Segment Start: DATA

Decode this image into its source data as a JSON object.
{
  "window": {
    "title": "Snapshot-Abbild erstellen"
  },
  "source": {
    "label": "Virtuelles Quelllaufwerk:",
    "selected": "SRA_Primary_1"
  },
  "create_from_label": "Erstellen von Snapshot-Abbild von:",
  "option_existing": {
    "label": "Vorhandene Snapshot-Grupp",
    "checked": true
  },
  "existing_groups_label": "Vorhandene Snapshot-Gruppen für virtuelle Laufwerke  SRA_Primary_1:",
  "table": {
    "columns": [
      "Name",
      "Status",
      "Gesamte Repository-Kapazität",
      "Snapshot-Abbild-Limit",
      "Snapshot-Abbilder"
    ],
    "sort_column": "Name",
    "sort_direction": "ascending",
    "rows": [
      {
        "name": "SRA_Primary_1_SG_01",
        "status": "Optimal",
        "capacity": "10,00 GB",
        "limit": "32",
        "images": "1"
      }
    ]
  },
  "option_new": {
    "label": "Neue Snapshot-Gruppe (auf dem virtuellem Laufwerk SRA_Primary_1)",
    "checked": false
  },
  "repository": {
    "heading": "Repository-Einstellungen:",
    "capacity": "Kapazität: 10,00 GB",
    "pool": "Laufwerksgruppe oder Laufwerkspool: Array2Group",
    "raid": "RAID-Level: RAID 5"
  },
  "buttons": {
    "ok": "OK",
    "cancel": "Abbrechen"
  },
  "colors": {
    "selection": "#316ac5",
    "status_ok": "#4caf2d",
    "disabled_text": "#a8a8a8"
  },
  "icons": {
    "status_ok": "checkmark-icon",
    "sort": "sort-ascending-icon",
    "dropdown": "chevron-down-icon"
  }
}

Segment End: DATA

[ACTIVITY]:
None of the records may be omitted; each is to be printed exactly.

[EXERCISE ANSWER]:
Decode this image into its source data as a JSON object.
{
  "window": {
    "title": "Snapshot-Abbild erstellen"
  },
  "source": {
    "label": "Virtuelles Quelllaufwerk:",
    "selected": "SRA_Primary_1"
  },
  "create_from_label": "Erstellen von Snapshot-Abbild von:",
  "option_existing": {
    "label": "Vorhandene Snapshot-Grupp",
    "checked": true
  },
  "existing_groups_label": "Vorhandene Snapshot-Gruppen für virtuelle Laufwerke  SRA_Primary_1:",
  "table": {
    "columns": [
      "Name",
      "Status",
      "Gesamte Repository-Kapazität",
      "Snapshot-Abbild-Limit",
      "Snapshot-Abbilder"
    ],
    "sort_column": "Name",
    "sort_direction": "ascending",
    "rows": [
      {
        "name": "SRA_Primary_1_SG_01",
        "status": "Optimal",
        "capacity": "10,00 GB",
        "limit": "32",
        "images": "1"
      }
    ]
  },
  "option_new": {
    "label": "Neue Snapshot-Gruppe (auf dem virtuellem Laufwerk SRA_Primary_1)",
    "checked": false
  },
  "repository": {
    "heading": "Repository-Einstellungen:",
    "capacity": "Kapazität: 10,00 GB",
    "pool": "Laufwerksgruppe oder Laufwerkspool: Array2Group",
    "raid": "RAID-Level: RAID 5"
  },
  "buttons": {
    "ok": "OK",
    "cancel": "Abbrechen"
  },
  "colors": {
    "selection": "#316ac5",
    "status_ok": "#4caf2d",
    "disabled_text": "#a8a8a8"
  },
  "icons": {
    "status_ok": "checkmark-icon",
    "sort": "sort-ascending-icon",
    "dropdown": "chevron-down-icon"
  }
}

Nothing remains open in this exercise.